» **WHAT YOU HAVE TO DO**: All of the data needs to be printed again, exactly as written.

(Items from a dataset)
--------------------------------

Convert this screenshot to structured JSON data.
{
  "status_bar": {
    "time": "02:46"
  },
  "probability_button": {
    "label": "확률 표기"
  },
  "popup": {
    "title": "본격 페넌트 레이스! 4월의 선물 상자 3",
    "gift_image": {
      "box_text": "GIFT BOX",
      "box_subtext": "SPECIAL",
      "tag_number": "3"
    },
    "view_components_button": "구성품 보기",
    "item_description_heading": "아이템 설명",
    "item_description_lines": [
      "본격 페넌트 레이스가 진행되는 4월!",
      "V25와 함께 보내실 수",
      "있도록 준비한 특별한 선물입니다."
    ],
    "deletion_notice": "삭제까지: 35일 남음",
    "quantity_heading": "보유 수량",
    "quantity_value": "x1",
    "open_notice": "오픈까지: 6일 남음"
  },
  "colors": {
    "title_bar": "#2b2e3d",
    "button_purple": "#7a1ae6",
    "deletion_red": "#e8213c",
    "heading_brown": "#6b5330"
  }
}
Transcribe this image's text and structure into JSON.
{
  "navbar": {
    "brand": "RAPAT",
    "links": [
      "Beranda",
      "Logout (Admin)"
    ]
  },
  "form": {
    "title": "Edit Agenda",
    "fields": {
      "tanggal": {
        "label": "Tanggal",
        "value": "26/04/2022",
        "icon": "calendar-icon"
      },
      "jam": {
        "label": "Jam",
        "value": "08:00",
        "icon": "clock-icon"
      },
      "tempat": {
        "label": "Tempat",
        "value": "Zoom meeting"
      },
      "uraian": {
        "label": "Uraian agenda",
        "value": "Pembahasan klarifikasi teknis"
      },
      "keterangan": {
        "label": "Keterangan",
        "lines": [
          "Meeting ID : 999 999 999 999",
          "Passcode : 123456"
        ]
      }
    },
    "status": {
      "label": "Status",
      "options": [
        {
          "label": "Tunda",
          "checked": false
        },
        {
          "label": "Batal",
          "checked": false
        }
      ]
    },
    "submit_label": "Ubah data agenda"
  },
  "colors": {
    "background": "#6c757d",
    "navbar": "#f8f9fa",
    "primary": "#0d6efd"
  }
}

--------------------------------

» **WRITTEN ANSWER**:
Convert this screenshot to structured JSON data.
{
  "status_bar": {
    "time": "02:46"
  },
  "probability_button": {
    "label": "확률 표기"
  },
  "popup": {
    "title": "본격 페넌트 레이스! 4월의 선물 상자 3",
    "gift_image": {
      "box_text": "GIFT BOX",
      "box_subtext": "SPECIAL",
      "tag_number": "3"
    },
    "view_components_button": "구성품 보기",
    "item_description_heading": "아이템 설명",
    "item_description_lines": [
      "본격 페넌트 레이스가 진행되는 4월!",
      "V25와 함께 보내실 수",
      "있도록 준비한 특별한 선물입니다."
    ],
    "deletion_notice": "삭제까지: 35일 남음",
    "quantity_heading": "보유 수량",
    "quantity_value": "x1",
    "open_notice": "오픈까지: 6일 남음"
  },
  "colors": {
    "title_bar": "#2b2e3d",
    "button_purple": "#7a1ae6",
    "deletion_red": "#e8213c",
    "heading_brown": "#6b5330"
  }
}
Transcribe this image's text and structure into JSON.
{
  "navbar": {
    "brand": "RAPAT",
    "links": [
      "Beranda",
      "Logout (Admin)"
    ]
  },
  "form": {
    "title": "Edit Agenda",
    "fields": {
      "tanggal": {
        "label": "Tanggal",
        "value": "26/04/2022",
        "icon": "calendar-icon"
      },
      "jam": {
        "label": "Jam",
        "value": "08:00",
        "icon": "clock-icon"
      },
      "tempat": {
        "label": "Tempat",
        "value": "Zoom meeting"
      },
      "uraian": {
        "label": "Uraian agenda",
        "value": "Pembahasan klarifikasi teknis"
      },
      "keterangan": {
        "label": "Keterangan",
        "lines": [
          "Meeting ID : 999 999 999 999",
          "Passcode : 123456"
        ]
      }
    },
    "status": {
      "label": "Status",
      "options": [
        {
          "label": "Tunda",
          "checked": false
        },
        {
          "label": "Batal",
          "checked": false
        }
      ]
    },
    "submit_label": "Ubah data agenda"
  },
  "colors": {
    "background": "#6c757d",
    "navbar": "#f8f9fa",
    "primary": "#0d6efd"
  }
}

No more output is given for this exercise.